The ability to apply for financial provision in this way fills an important gap, especially in cases where someone has been left in substantial hardship by the (lack of) award from a foreign court or if there are legal reasons why it court could not deal with a major asset such as a pension located here. Nevertheless, there is potential for parties to see how their divorce pans out and, if it doesn’t go well, set up home in England and seek a “top-up” award.
Potanin v Potanina – a bad day for divorce tourism?
“Divorce tourists” were arguably dealt a blow this month by the case of Potanin v Potanina. Natalia Potenina is the ex-wife of a Russian oligarch worth in the region of $20bn. Russian divorce law – judged to have been “properly applied” in this case – was only able to calculate her divorce settlement on the basis of the couple’s personal assets, therefore excluding assets held on trust or in the names of third parties. The exact size of her award was an area of disagreement due to currency fluctuations over time and other disputes but it was in the range of $41.5m to $84m: a fortune by any reckoning but a long way short of what might have been awarded by a court in England.
Ms Potanina obtained an investor visa and bought a house in London in 2014 and stated that she had lived permanently in London since “at least the beginning of 2017”. She applied to the court for leave (permission) to make a Part III application for provision after a foreign divorce. Leave was initially granted but challenged once Mr Potanin received notification of the decision.
The court found that there were significant matters of law and fact that had been misrepresented to the court, either by omission or deliberately, when the wife’s application was first made. Cases of this type can often be extremely technical and there can be very complex arguments around the interplay between the circumstances of the original award, the strength of the connection with this country and the location and type of available assets.
Highly significant was the court’s finding that the wife “had no significant, if any, connection [with England Wales] during the marriage.” In fact, “her first contact with England after the marital breakdown appears to have been to obtain advice from London divorce lawyers.” The husband’s lawyers argued that if this case were allowed to proceed, “there is effectively no limit to divorce tourism”. Once the court had all the available information, it found against the wife and prevented her from applying for financial provision, even though she was, by the time of the hearing, habitually resident here.

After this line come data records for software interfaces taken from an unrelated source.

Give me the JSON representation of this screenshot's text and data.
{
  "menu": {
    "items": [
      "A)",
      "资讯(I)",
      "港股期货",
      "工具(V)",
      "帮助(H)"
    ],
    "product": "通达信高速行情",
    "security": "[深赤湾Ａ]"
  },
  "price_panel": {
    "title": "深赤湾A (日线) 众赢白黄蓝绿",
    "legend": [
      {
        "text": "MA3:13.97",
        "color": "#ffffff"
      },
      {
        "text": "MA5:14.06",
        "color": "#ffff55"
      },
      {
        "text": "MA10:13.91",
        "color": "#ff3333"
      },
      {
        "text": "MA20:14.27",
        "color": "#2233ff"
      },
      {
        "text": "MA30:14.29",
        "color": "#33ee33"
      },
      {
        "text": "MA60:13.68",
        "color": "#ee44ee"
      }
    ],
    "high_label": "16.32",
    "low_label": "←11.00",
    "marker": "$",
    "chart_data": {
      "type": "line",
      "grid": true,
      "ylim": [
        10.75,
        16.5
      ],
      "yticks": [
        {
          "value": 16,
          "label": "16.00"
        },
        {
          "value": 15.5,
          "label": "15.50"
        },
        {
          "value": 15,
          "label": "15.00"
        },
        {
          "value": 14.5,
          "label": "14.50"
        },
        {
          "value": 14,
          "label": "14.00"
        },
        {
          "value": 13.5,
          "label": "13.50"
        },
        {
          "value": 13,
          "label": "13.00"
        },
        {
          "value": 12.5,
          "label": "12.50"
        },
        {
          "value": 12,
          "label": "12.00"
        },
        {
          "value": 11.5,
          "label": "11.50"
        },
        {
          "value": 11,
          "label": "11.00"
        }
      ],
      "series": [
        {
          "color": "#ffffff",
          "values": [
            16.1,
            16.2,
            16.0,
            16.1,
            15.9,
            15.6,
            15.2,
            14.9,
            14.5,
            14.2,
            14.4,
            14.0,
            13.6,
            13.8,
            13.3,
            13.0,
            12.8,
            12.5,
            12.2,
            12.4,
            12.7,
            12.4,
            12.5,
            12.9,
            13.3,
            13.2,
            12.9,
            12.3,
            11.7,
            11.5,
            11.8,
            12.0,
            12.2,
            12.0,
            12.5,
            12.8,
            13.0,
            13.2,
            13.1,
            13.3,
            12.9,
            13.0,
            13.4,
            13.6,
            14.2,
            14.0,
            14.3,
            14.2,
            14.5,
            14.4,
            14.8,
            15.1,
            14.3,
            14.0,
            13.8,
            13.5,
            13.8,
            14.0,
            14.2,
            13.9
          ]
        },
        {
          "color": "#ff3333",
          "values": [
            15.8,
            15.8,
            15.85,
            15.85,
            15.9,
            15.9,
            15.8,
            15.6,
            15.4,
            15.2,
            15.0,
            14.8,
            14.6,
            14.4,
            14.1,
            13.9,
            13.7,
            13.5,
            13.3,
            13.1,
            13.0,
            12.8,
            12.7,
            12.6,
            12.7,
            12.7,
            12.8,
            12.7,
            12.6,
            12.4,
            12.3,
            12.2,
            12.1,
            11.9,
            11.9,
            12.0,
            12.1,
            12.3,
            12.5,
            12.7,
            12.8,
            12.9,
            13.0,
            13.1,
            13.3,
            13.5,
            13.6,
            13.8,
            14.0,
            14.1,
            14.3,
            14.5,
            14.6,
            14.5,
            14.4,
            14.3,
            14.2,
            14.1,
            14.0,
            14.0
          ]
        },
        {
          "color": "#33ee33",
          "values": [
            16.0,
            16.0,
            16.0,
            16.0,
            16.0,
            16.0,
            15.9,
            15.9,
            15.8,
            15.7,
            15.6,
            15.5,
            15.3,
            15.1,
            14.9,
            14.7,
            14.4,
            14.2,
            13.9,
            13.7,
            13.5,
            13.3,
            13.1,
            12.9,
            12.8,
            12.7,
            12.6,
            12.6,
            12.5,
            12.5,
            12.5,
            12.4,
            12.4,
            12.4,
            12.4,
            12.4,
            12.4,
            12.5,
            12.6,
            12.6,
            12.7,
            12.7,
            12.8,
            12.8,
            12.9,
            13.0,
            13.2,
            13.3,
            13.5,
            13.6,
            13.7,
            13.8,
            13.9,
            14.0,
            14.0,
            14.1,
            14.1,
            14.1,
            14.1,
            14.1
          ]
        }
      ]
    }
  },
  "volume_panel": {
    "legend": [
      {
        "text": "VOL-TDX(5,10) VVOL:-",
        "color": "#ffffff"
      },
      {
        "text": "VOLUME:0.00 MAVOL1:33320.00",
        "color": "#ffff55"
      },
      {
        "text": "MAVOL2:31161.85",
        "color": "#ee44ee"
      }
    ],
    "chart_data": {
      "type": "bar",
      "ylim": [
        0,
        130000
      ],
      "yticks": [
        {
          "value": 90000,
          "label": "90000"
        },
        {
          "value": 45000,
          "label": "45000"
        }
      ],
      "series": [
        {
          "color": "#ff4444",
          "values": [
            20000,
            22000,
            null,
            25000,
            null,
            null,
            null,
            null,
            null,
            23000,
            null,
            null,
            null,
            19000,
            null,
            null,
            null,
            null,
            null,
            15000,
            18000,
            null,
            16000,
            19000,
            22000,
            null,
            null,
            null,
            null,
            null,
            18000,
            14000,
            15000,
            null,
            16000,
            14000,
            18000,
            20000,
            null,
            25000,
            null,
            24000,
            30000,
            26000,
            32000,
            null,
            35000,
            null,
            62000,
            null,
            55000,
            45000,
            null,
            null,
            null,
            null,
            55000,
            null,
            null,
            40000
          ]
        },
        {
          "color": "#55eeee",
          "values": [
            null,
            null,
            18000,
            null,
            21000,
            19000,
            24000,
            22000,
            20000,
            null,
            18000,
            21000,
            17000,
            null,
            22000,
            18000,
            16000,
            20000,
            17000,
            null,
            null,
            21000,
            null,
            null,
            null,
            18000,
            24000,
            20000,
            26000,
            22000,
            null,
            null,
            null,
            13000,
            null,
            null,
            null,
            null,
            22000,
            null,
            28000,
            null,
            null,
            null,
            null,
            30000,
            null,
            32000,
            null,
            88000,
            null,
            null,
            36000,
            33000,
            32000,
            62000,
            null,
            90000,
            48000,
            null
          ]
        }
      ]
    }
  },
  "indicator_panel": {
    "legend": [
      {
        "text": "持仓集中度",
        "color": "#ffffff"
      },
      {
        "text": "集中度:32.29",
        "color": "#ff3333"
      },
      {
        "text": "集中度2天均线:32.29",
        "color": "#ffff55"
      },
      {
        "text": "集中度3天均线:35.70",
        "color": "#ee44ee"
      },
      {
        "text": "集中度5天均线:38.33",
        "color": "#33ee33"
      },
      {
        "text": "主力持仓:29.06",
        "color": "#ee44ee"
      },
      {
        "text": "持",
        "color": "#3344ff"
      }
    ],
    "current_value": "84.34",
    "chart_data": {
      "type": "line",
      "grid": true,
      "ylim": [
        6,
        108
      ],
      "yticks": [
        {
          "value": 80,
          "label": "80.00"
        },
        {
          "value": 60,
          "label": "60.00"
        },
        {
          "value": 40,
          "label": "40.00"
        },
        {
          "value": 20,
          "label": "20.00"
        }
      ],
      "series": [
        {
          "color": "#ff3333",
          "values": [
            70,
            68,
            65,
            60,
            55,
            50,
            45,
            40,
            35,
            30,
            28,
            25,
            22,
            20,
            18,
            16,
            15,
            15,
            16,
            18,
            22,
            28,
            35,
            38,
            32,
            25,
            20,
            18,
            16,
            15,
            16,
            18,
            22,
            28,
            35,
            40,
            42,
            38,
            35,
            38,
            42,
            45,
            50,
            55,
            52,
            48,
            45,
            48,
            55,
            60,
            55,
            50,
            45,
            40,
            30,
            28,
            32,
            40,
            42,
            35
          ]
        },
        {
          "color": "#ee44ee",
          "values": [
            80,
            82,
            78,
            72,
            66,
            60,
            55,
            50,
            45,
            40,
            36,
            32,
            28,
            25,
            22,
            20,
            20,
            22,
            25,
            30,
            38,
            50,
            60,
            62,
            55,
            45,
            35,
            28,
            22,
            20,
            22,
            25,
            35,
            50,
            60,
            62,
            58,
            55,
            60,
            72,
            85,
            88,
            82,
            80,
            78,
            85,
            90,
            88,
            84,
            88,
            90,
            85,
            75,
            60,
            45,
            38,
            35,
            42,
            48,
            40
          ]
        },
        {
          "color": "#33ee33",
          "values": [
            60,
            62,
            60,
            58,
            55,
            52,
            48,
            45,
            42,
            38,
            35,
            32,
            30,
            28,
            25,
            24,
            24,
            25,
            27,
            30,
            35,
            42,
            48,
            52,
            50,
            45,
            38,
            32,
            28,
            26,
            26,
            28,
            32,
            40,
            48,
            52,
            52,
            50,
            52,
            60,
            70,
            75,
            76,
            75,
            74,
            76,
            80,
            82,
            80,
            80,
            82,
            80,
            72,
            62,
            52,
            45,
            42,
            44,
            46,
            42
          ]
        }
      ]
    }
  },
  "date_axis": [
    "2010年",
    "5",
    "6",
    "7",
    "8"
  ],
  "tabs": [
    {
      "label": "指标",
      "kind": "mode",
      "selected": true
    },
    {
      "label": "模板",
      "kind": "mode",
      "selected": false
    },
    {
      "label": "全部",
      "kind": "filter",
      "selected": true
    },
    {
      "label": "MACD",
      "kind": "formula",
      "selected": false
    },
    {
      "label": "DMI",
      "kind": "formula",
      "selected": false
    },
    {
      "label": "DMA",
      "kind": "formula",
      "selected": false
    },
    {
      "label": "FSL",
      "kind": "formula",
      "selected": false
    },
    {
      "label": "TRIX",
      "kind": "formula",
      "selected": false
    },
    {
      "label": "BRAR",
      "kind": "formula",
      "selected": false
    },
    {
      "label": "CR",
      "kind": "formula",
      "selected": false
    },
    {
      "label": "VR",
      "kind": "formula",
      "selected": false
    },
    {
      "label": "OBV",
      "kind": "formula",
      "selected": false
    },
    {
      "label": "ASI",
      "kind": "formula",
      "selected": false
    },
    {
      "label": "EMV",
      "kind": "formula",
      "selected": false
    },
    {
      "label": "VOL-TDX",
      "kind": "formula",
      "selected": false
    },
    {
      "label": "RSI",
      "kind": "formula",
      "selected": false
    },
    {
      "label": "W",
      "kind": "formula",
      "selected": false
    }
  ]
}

There were some really important principles stated by the judge:
“…it is not the job of the English courts to correct what might be thought to be the deficiencies of the legal systems of another country…It would be arrogant for this court to assume that England and Wales is the sole arbiter of fairness.”
I understand that the wife is appealing the decision and so this may not be the last we hear of this case. However, the decision shows that the court is prepared to take a robust approach and will not make an order just because things might have been different if the divorce had been granted here.